High-fructose corn syrup’s (HFCS) tarnished image needs some sprucing up, according to the Corn Refiners Association. That’s why it hopes to polish it up with a new name: corn sugar. The proposal to rename the sweetener comes on the heels of ad campaigns and consumer concerns about health and obesity, and has sent HFCS consumption to a 20-year low.


To help clarify food products labeling for manufacturers and consumers, the Corn Refiners Association (CRA), Washington, D.C., petitioned the U.S. Food and Drug Administration (FDA) to allow manufacturers the option of using the term “corn sugar” as an alternative ingredient name for high-fructose corn syrup.

“‘Corn sugar’ succinctly and accurately describes what this natural ingredient is and where it comes from - corn,” says Audrae Erickson, president of CRA. “Sugar from corn is a safe and affordable, natural ingredient, and based on third-party research, we believe consumers would benefit from a clearer name.”

Current labeling is confusing to American consumers, according to independent consumer research, the CRA says. Despite the fact that HFCS and table sugar contain the same amount of fructose, nearly 58% of consumers incorrectly believed that high-fructose corn syrup has more fructose than table sugar does.

The CRA notes a December 2008 report from the American Dietetic Association (ADA) that confirms HFCS is “nutritionally equivalent to sucrose (table sugar),” and that the sweeteners contain the same number of calories per gram. The ADA found that “once absorbed into the bloodstream, the two sweeteners are indistinguishable.”

“When it comes to calories from sugar or high-fructose corn syrup, they’re exactly the same. The overall nutrition message that ‘calories count’ is accurate,” Erickson says.

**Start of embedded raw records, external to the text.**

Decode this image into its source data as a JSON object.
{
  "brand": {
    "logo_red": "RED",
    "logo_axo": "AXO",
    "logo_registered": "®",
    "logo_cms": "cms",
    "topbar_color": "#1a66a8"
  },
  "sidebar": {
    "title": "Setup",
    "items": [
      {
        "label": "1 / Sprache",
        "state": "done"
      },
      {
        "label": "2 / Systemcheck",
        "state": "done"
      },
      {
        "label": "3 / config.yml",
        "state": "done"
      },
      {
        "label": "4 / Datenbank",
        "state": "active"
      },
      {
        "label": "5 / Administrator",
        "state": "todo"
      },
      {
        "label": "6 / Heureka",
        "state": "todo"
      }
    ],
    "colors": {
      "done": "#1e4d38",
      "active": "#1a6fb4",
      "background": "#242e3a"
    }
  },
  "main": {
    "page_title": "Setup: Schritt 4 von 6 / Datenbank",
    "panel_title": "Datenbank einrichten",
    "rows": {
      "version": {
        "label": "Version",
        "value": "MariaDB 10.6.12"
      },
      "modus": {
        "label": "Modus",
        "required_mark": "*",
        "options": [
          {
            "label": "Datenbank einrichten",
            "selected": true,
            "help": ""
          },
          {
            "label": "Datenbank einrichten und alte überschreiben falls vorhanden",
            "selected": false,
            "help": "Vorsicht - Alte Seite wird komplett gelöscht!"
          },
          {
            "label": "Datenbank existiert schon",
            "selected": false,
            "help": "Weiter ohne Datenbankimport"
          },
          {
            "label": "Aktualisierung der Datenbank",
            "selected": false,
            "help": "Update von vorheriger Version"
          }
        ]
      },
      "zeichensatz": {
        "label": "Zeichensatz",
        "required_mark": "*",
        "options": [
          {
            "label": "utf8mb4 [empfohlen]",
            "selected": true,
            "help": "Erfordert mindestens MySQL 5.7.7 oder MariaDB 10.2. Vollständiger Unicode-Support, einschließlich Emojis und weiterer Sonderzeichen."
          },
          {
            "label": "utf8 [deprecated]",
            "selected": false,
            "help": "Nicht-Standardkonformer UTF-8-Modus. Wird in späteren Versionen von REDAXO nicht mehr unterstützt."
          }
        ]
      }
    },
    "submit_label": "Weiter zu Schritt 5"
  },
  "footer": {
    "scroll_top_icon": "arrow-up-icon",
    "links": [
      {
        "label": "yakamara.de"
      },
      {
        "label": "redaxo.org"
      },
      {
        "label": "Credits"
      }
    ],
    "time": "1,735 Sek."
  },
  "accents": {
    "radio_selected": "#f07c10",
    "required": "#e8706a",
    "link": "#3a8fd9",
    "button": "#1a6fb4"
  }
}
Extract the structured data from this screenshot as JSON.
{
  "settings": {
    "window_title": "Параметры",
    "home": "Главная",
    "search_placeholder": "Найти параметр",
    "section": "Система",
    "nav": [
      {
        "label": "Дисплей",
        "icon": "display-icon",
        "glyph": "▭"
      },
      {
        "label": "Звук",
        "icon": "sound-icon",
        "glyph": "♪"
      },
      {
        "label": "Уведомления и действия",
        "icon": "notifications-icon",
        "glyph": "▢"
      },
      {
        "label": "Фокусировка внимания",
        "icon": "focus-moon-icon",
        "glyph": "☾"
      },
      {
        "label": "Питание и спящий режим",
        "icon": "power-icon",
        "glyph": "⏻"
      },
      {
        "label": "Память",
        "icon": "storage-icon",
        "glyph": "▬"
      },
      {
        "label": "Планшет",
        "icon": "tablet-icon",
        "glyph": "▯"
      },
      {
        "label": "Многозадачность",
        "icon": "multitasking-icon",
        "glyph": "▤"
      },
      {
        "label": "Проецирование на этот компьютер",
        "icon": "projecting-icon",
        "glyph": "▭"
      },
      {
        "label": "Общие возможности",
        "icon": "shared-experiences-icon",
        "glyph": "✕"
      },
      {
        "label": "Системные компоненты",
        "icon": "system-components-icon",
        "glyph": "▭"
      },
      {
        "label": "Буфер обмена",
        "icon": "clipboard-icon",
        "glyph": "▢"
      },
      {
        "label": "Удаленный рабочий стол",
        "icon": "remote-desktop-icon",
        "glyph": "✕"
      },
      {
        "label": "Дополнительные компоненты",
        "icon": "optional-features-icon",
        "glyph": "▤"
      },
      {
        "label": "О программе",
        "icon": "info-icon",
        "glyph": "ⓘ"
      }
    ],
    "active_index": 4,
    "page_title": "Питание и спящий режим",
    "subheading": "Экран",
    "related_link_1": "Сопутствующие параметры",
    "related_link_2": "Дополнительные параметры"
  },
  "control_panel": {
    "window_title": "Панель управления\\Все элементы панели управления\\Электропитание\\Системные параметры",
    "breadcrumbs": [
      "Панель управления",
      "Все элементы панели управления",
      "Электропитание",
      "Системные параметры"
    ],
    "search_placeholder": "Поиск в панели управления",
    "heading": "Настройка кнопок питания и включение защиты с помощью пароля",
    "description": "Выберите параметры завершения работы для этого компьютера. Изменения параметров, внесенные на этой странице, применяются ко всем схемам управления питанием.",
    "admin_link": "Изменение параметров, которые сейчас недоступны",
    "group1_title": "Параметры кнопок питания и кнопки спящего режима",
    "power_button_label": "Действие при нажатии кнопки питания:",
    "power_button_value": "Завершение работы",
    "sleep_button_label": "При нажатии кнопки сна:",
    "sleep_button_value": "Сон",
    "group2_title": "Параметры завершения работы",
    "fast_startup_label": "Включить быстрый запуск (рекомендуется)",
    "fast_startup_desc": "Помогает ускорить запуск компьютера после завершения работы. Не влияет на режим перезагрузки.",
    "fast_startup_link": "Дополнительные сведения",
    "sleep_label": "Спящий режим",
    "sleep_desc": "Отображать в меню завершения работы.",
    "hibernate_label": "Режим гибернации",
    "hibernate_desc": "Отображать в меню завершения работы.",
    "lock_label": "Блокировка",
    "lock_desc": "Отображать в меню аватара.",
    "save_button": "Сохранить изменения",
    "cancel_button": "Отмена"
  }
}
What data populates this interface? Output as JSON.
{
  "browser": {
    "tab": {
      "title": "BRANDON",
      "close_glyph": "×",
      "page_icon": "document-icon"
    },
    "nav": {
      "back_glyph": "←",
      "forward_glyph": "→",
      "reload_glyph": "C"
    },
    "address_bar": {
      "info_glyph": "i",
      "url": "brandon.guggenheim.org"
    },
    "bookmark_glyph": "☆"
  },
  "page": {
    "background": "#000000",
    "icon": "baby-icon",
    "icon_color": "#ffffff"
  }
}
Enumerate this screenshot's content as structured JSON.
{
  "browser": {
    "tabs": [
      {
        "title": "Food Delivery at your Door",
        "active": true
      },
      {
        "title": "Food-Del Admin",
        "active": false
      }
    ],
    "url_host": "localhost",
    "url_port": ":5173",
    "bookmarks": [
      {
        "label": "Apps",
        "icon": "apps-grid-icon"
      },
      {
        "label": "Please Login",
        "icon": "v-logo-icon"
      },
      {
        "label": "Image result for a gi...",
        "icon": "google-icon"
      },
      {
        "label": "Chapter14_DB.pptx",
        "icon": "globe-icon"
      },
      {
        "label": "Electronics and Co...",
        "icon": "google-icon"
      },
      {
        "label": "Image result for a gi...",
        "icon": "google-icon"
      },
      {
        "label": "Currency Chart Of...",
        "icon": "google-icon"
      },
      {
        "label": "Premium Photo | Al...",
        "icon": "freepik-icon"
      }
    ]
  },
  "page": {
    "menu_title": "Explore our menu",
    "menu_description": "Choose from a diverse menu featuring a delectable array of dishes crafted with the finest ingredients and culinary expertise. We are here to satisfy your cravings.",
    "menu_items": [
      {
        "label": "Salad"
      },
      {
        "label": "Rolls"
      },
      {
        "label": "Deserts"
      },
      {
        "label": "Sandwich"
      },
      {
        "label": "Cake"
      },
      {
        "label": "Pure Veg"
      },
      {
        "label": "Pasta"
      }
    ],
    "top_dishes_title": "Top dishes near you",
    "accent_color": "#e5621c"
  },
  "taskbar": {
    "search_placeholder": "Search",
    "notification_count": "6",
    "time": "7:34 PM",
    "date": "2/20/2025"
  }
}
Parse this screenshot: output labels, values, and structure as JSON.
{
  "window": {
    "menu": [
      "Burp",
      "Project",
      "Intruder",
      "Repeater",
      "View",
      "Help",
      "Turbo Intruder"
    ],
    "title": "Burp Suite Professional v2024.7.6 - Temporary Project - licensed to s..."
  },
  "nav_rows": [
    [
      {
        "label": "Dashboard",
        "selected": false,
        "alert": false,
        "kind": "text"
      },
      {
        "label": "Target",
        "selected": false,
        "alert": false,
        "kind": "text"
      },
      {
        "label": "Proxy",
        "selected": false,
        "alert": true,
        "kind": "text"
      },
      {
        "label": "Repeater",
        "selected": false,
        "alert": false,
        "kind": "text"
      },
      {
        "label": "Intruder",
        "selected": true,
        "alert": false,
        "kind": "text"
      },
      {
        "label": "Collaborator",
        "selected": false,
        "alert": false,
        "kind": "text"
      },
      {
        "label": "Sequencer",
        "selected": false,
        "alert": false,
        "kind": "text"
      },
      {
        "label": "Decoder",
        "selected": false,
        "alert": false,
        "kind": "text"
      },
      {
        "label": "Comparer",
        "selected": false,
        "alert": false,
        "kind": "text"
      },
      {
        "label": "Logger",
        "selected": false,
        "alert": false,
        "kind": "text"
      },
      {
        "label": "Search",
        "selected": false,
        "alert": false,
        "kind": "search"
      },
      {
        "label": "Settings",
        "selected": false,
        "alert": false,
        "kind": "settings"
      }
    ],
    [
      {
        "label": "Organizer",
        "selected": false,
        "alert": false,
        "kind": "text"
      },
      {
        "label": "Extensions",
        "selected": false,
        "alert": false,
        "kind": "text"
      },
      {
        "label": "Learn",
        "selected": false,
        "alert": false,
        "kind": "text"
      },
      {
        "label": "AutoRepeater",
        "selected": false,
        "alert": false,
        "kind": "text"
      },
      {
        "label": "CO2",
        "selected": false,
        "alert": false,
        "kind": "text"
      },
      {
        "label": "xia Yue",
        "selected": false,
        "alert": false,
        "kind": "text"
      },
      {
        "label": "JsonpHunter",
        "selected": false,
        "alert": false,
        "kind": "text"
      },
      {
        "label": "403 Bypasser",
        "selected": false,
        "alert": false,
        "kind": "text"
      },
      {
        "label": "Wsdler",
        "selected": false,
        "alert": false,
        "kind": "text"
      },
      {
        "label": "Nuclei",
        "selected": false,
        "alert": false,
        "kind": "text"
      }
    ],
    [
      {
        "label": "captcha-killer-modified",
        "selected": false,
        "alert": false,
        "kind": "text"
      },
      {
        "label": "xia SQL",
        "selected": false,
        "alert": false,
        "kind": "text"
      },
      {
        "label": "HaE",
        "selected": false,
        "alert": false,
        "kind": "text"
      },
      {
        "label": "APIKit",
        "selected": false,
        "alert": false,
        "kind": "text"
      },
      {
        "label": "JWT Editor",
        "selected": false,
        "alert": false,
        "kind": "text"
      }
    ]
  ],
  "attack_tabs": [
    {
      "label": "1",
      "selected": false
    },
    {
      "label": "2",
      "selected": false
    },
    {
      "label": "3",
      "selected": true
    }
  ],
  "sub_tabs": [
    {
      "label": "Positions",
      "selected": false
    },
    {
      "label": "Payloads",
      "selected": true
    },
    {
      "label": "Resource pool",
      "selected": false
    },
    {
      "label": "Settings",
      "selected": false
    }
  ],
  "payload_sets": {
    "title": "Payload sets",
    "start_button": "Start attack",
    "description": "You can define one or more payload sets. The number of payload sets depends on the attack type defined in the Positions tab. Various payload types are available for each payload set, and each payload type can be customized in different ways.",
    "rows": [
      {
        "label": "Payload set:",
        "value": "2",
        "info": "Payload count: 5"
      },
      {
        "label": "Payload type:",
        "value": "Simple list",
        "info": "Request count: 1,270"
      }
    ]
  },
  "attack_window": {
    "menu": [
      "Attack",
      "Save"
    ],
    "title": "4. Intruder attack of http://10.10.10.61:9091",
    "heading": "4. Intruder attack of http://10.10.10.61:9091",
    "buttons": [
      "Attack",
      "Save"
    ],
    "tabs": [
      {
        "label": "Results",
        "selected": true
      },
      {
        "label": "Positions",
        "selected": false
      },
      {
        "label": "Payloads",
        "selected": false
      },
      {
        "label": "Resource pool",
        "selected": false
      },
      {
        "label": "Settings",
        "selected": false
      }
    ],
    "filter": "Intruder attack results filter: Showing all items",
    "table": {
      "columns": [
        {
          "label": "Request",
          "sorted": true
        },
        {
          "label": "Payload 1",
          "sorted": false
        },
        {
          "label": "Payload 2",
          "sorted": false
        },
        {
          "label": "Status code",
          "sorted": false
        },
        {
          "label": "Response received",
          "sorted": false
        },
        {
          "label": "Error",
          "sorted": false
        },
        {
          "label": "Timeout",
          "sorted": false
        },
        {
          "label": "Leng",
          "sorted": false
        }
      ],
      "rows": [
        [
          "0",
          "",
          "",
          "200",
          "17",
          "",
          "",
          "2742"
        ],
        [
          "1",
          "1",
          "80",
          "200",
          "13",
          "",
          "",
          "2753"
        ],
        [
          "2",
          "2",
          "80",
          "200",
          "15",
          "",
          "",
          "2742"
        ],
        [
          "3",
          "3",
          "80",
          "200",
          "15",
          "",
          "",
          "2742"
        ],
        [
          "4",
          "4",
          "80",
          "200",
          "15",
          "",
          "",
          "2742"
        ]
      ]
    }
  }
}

Approval of the new moniker by the FDA could take two years, but that’s not stopping the industry from using the term now in advertising. Two new commercials try to alleviate shopper confusion, showing people that “whether it’s corn sugar or cane sugar, your body can’t tell the difference. Sugar is sugar.”

The new name could help consumers better understand the sweetener, which is used widely, mostly in soft drinks and in bread, cereal and other foods, and distance it from connections to obesity, Erickson adds. However, some scientists have linked consumption of full-calorie soda - the vast majority of which is sweetened with HFCS - to obesity.

Either way, the bottom line still seems to be that people should consume less of all sugars, says Michael Jacobson, executive director of the Center for Science in the Public Interest. The American Medical Association says that there’s not enough evidence yet to restrict the use of HFCS, although it wants more research.

CLICK HERE to read our interview with Erickson, who addressed some of the issues surrounding the hot-button sweetener.